§ Your goal
Wherever "JSON" occurs in the entries, copy the line that holds it.

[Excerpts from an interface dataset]
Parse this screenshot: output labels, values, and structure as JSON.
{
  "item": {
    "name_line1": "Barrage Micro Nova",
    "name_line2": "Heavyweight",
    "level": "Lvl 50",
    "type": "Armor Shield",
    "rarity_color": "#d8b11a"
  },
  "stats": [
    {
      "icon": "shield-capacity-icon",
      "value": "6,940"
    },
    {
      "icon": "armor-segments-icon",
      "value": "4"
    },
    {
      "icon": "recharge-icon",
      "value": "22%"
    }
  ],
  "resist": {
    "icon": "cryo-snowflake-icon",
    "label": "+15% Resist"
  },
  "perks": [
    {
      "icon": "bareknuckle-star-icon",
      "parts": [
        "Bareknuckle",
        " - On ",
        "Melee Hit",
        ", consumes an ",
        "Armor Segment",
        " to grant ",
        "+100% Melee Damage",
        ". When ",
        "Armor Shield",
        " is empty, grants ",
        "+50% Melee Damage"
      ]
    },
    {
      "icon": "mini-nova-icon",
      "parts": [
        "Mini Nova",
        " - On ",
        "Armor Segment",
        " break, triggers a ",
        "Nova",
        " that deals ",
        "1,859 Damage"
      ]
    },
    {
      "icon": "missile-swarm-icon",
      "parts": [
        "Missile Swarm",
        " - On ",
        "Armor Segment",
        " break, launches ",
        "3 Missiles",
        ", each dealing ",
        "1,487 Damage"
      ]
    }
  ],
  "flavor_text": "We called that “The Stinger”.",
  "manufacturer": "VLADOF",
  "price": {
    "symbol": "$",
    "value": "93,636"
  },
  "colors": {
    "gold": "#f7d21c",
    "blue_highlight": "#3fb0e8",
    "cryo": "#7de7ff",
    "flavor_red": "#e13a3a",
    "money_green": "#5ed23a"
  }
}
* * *
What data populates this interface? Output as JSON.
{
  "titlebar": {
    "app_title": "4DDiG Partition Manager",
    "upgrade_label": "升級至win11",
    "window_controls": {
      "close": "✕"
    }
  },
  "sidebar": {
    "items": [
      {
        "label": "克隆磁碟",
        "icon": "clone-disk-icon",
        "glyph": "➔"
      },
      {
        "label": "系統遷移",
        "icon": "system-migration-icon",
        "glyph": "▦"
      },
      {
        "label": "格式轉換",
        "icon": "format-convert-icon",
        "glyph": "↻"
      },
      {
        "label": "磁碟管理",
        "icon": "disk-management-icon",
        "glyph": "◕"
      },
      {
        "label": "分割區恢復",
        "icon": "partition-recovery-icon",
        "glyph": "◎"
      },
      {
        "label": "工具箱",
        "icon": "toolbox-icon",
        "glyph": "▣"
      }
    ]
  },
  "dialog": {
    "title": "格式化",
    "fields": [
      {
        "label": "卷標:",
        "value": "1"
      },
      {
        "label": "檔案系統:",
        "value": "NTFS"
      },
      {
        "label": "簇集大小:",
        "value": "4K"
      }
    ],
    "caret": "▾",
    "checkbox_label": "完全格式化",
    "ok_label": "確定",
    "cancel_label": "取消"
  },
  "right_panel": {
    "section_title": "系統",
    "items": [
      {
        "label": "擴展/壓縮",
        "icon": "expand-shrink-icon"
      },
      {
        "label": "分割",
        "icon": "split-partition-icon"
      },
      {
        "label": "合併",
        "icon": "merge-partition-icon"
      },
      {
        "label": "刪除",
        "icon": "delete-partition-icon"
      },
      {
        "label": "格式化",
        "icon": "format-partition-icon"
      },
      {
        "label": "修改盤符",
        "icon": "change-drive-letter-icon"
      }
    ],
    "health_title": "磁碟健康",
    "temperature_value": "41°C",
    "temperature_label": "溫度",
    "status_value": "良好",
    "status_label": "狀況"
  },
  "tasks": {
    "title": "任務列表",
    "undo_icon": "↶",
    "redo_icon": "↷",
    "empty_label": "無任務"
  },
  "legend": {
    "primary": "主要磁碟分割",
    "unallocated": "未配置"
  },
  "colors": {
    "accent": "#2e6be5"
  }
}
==
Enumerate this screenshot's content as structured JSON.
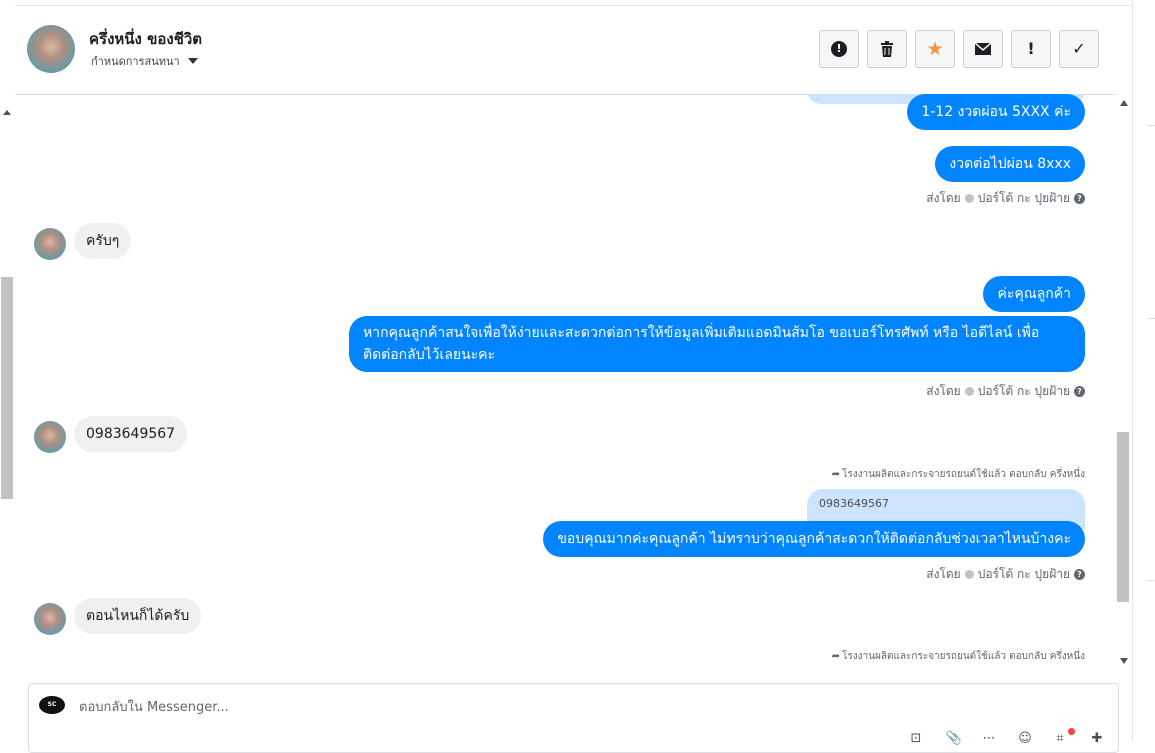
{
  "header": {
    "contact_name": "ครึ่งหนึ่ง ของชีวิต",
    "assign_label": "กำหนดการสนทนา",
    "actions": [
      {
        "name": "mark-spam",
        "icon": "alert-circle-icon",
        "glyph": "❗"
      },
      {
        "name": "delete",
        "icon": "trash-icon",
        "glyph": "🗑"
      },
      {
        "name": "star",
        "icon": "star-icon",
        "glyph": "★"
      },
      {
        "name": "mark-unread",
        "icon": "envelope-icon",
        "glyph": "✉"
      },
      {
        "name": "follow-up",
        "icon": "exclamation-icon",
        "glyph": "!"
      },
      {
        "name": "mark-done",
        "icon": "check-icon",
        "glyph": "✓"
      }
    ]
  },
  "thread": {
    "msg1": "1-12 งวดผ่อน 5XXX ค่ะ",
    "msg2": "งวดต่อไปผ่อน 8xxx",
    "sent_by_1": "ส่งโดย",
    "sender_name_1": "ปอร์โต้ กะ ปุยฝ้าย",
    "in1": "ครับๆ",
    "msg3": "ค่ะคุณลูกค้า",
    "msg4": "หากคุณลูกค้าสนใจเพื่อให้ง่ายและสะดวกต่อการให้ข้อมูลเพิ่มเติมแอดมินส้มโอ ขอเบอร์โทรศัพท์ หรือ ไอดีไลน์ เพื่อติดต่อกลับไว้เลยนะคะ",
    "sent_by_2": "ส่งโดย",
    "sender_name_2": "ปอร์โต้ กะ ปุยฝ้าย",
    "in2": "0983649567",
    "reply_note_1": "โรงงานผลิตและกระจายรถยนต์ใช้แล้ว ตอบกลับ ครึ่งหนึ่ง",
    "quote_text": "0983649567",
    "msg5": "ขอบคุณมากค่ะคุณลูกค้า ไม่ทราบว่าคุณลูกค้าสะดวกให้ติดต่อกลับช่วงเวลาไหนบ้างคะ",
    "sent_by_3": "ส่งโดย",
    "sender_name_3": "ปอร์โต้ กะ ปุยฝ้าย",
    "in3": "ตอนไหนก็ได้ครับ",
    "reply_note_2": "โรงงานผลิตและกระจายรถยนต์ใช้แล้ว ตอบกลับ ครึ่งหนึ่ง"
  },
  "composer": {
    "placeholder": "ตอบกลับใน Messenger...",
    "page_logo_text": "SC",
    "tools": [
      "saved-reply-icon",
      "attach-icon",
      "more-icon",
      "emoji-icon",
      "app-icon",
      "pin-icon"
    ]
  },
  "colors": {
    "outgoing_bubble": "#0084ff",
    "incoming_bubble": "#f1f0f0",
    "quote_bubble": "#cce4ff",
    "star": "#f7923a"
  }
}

§ Final answer
Parse this screenshot: output labels, values, and structure as JSON.
What data populates this interface? Output as JSON.
Enumerate this screenshot's content as structured JSON.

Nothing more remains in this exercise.